──────── Given data ────────

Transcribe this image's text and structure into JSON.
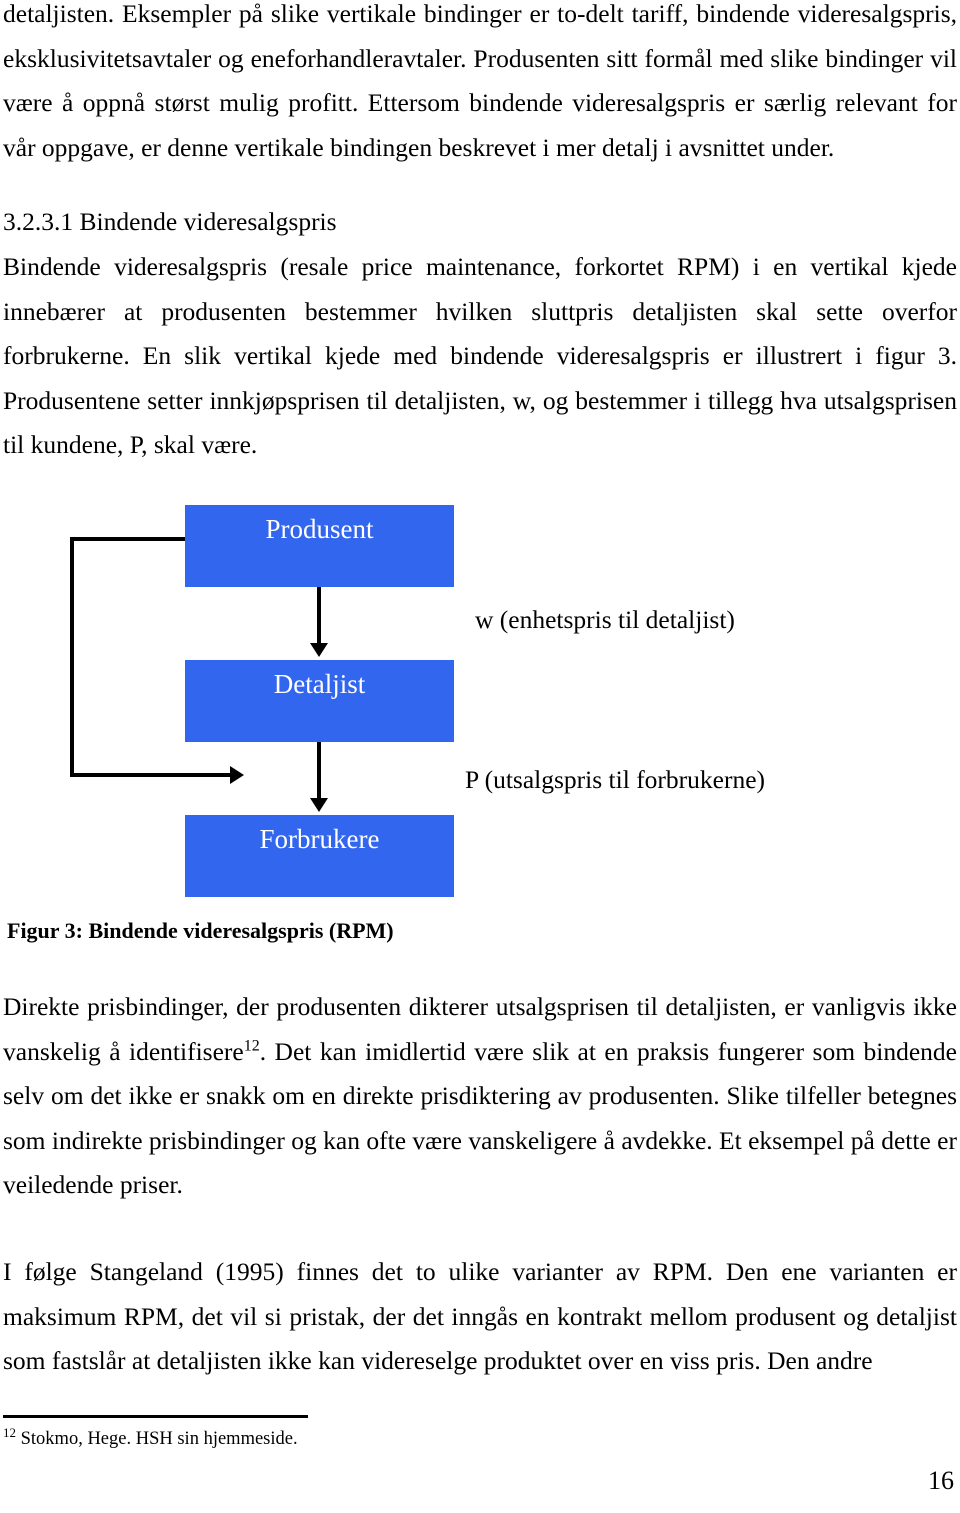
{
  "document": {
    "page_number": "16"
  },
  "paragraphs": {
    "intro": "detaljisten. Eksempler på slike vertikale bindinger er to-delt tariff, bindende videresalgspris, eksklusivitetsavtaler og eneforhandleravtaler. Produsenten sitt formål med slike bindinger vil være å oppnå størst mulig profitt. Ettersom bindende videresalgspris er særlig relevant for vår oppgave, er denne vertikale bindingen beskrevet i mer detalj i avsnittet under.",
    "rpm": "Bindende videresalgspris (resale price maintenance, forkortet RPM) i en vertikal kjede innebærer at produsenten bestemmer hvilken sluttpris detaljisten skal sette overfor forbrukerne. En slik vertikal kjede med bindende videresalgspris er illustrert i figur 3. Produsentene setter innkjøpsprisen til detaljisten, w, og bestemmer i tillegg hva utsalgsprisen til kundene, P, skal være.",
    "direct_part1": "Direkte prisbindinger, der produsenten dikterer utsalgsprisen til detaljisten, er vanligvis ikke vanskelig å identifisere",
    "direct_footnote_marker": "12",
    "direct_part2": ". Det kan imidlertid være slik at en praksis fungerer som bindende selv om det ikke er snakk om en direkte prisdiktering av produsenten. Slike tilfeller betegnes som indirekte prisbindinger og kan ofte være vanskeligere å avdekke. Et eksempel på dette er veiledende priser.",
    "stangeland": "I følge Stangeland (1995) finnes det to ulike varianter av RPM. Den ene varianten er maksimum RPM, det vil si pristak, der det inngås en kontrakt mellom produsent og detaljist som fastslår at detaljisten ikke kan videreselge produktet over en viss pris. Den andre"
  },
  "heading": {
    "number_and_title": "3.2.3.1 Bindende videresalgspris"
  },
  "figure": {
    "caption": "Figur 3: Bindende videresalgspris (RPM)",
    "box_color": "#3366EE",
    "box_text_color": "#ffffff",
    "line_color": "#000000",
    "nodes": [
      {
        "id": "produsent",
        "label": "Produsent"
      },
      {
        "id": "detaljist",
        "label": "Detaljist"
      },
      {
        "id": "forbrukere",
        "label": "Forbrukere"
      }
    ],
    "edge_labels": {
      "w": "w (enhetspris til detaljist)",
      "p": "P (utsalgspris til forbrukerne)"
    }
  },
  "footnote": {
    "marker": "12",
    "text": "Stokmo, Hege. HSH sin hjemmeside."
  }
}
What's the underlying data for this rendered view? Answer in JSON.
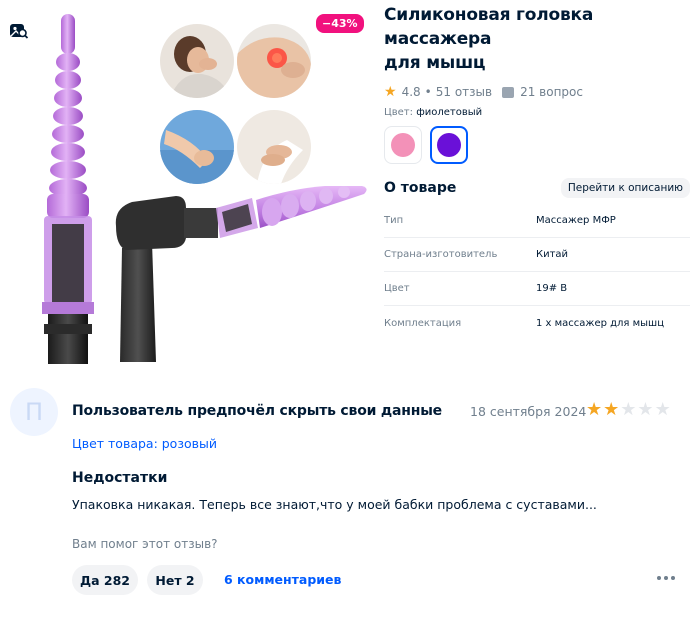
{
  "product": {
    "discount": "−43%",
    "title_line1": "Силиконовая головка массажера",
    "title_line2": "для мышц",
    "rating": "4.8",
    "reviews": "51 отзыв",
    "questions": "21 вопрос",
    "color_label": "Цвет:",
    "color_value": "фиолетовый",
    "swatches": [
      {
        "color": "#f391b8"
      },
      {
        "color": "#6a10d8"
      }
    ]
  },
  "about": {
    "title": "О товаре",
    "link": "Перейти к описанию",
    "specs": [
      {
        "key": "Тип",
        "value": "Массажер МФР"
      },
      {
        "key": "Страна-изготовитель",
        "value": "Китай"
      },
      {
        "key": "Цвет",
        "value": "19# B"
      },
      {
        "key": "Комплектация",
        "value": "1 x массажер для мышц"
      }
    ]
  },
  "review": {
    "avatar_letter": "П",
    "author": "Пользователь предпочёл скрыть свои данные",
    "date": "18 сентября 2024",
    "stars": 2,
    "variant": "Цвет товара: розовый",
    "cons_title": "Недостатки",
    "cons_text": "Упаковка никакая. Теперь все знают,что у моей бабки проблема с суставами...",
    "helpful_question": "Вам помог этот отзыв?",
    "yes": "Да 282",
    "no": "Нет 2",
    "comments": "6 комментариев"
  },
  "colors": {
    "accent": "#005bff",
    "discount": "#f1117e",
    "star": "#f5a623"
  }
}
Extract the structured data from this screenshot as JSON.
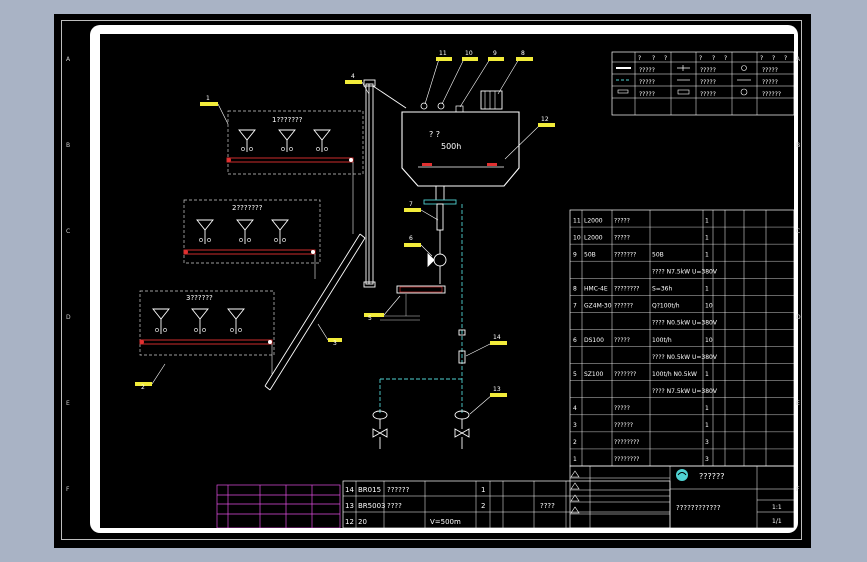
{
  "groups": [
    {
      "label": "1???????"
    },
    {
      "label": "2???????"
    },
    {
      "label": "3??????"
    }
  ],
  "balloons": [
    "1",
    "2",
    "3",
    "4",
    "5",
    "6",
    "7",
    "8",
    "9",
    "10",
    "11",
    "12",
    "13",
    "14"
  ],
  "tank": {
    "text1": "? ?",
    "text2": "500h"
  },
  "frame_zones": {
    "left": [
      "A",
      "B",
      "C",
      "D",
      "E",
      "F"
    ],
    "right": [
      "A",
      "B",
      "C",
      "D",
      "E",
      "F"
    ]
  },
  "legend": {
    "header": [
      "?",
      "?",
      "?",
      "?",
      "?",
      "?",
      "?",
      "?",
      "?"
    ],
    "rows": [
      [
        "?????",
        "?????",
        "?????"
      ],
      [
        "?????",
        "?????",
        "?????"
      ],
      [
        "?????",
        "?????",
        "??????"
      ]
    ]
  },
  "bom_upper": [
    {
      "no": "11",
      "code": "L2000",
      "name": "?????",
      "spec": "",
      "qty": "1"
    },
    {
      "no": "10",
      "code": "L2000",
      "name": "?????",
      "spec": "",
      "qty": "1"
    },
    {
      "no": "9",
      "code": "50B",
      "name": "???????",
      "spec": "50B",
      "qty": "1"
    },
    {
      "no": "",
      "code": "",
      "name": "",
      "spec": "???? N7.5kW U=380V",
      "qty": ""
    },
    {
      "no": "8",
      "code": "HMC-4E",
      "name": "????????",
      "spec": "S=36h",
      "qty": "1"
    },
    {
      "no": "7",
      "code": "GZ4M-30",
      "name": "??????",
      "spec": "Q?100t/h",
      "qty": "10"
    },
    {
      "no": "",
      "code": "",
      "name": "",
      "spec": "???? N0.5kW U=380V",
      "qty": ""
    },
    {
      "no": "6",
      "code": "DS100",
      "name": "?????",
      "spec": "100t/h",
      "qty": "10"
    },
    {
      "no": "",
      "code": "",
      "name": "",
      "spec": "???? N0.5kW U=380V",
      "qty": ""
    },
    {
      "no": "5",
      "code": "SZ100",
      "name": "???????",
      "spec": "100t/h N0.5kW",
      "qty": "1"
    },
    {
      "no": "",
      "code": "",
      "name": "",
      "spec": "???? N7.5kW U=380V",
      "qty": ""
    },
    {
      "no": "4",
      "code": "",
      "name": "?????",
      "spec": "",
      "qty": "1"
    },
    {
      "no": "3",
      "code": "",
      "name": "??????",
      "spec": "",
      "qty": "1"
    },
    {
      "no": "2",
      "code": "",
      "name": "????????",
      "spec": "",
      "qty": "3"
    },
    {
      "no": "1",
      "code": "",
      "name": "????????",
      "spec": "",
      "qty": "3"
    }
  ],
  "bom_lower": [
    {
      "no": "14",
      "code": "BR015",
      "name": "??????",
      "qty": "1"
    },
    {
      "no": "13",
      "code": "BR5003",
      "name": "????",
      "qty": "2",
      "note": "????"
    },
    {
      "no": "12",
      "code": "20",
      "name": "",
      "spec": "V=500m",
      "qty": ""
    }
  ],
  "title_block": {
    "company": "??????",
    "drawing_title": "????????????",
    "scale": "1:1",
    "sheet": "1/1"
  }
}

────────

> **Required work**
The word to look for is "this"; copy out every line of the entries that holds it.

> **Exercise output**
Transcribe this image's text and structure into JSON.
What's the underlying data for this rendered view? Answer in JSON.
Extract the structured data from this screenshot as JSON.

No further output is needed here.